§ WORK TO BE COMPLETED
Output all records exactly, with no images.

§ DATA IN THIS EXERCISE
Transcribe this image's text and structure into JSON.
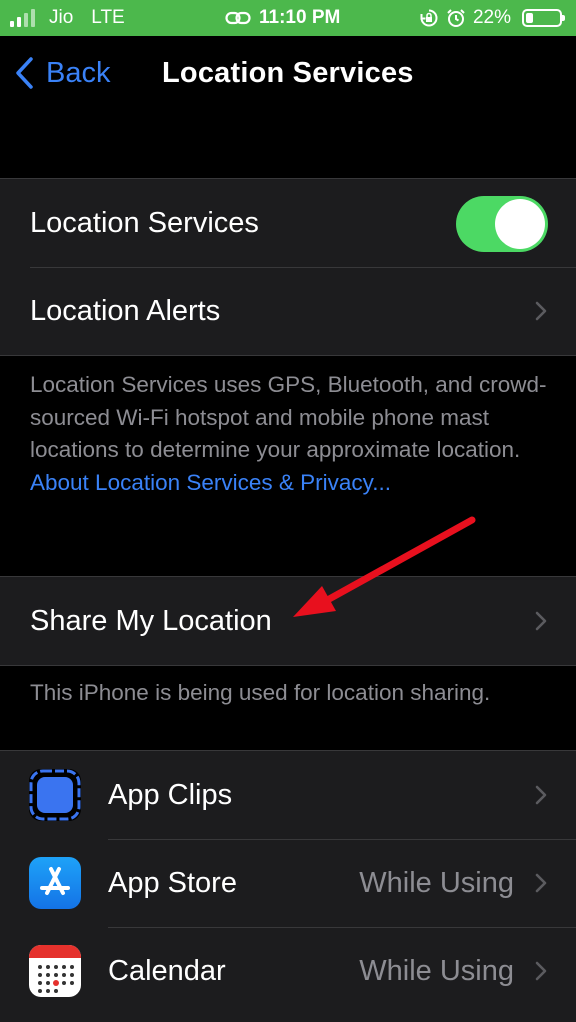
{
  "status_bar": {
    "carrier": "Jio",
    "network": "LTE",
    "time": "11:10 PM",
    "battery_percent": "22%",
    "battery_level": 0.22,
    "icons": [
      "signal-icon",
      "link-icon",
      "rotation-lock-icon",
      "alarm-icon",
      "battery-icon"
    ]
  },
  "nav": {
    "back_label": "Back",
    "title": "Location Services"
  },
  "location_group": {
    "toggle_label": "Location Services",
    "toggle_on": true,
    "alerts_label": "Location Alerts"
  },
  "description": {
    "text": "Location Services uses GPS, Bluetooth, and crowd-sourced Wi-Fi hotspot and mobile phone mast locations to determine your approximate location. ",
    "link": "About Location Services & Privacy..."
  },
  "share": {
    "label": "Share My Location",
    "footer": "This iPhone is being used for location sharing."
  },
  "apps": [
    {
      "name": "App Clips",
      "value": "",
      "icon": "app-clips-icon"
    },
    {
      "name": "App Store",
      "value": "While Using",
      "icon": "app-store-icon"
    },
    {
      "name": "Calendar",
      "value": "While Using",
      "icon": "calendar-icon"
    }
  ],
  "colors": {
    "status_bar": "#4cb84c",
    "accent": "#3a82f7",
    "toggle_on": "#4cd964",
    "annotation_arrow": "#e8101e",
    "cell_background": "#1c1c1e",
    "secondary_text": "#8d8d93"
  }
}
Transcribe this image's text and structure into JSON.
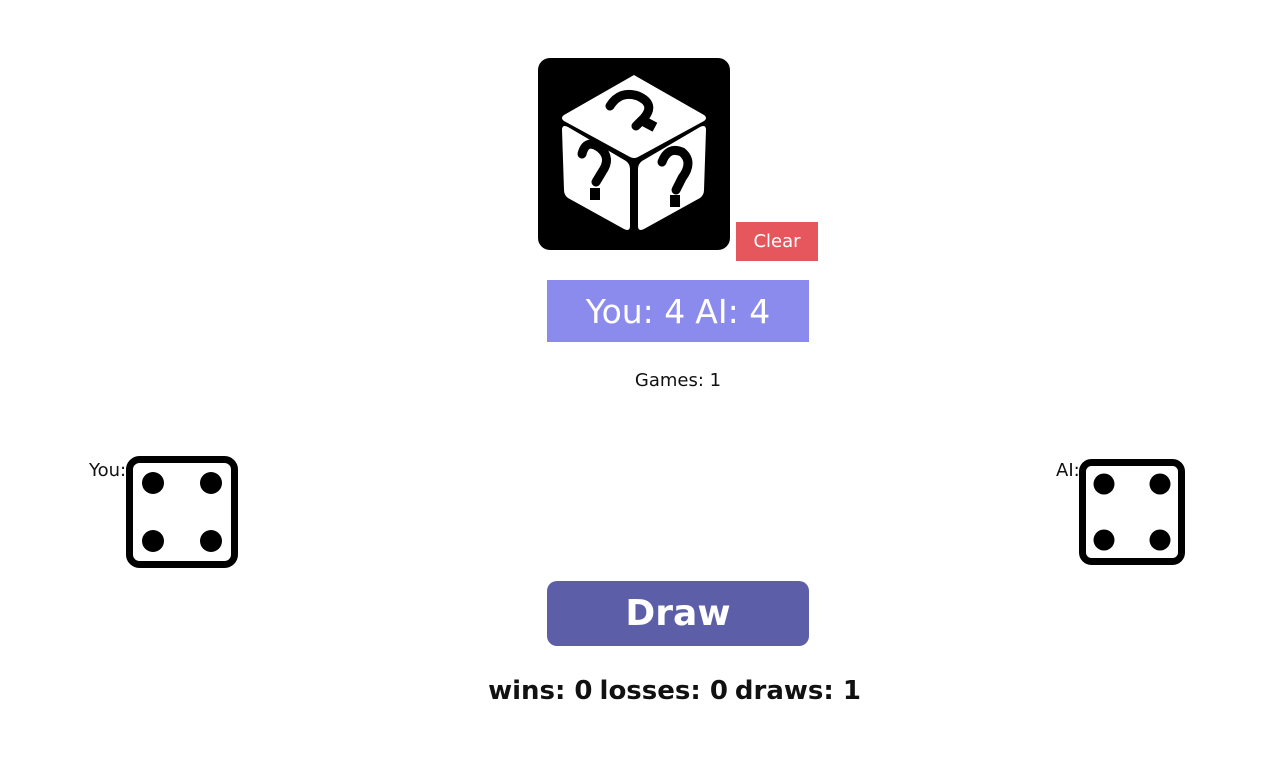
{
  "header": {
    "mystery_die_icon": "mystery-dice-icon",
    "clear_label": "Clear",
    "clear_color": "#e5565d"
  },
  "score": {
    "you": "You: 4",
    "ai": "AI: 4",
    "banner_color": "#8b8bee"
  },
  "games": {
    "text": "Games: 1"
  },
  "players": {
    "you": {
      "label": "You:",
      "die_value": 4
    },
    "ai": {
      "label": "AI:",
      "die_value": 4
    }
  },
  "actions": {
    "draw_label": "Draw",
    "draw_color": "#5c5fa8"
  },
  "record": {
    "wins": "wins: 0",
    "losses": "losses: 0",
    "draws": "draws: 1"
  }
}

§ THE ANSWER
Transcribe this image's text and structure into JSON.
{
  "status_bar": {
    "carrier": "Jio",
    "network": "LTE",
    "time": "11:10 PM",
    "battery_percent": "22%",
    "battery_level": 0.22,
    "icons": [
      "signal-icon",
      "link-icon",
      "rotation-lock-icon",
      "alarm-icon",
      "battery-icon"
    ]
  },
  "nav": {
    "back_label": "Back",
    "title": "Location Services"
  },
  "location_group": {
    "toggle_label": "Location Services",
    "toggle_on": true,
    "alerts_label": "Location Alerts"
  },
  "description": {
    "text": "Location Services uses GPS, Bluetooth, and crowd-sourced Wi-Fi hotspot and mobile phone mast locations to determine your approximate location. ",
    "link": "About Location Services & Privacy..."
  },
  "share": {
    "label": "Share My Location",
    "footer": "This iPhone is being used for location sharing."
  },
  "apps": [
    {
      "name": "App Clips",
      "value": "",
      "icon": "app-clips-icon"
    },
    {
      "name": "App Store",
      "value": "While Using",
      "icon": "app-store-icon"
    },
    {
      "name": "Calendar",
      "value": "While Using",
      "icon": "calendar-icon"
    }
  ],
  "colors": {
    "status_bar": "#4cb84c",
    "accent": "#3a82f7",
    "toggle_on": "#4cd964",
    "annotation_arrow": "#e8101e",
    "cell_background": "#1c1c1e",
    "secondary_text": "#8d8d93"
  }
}
Transcribe this image's text and structure into JSON.
{
  "header": {
    "mystery_die_icon": "mystery-dice-icon",
    "clear_label": "Clear",
    "clear_color": "#e5565d"
  },
  "score": {
    "you": "You: 4",
    "ai": "AI: 4",
    "banner_color": "#8b8bee"
  },
  "games": {
    "text": "Games: 1"
  },
  "players": {
    "you": {
      "label": "You:",
      "die_value": 4
    },
    "ai": {
      "label": "AI:",
      "die_value": 4
    }
  },
  "actions": {
    "draw_label": "Draw",
    "draw_color": "#5c5fa8"
  },
  "record": {
    "wins": "wins: 0",
    "losses": "losses: 0",
    "draws": "draws: 1"
  }
}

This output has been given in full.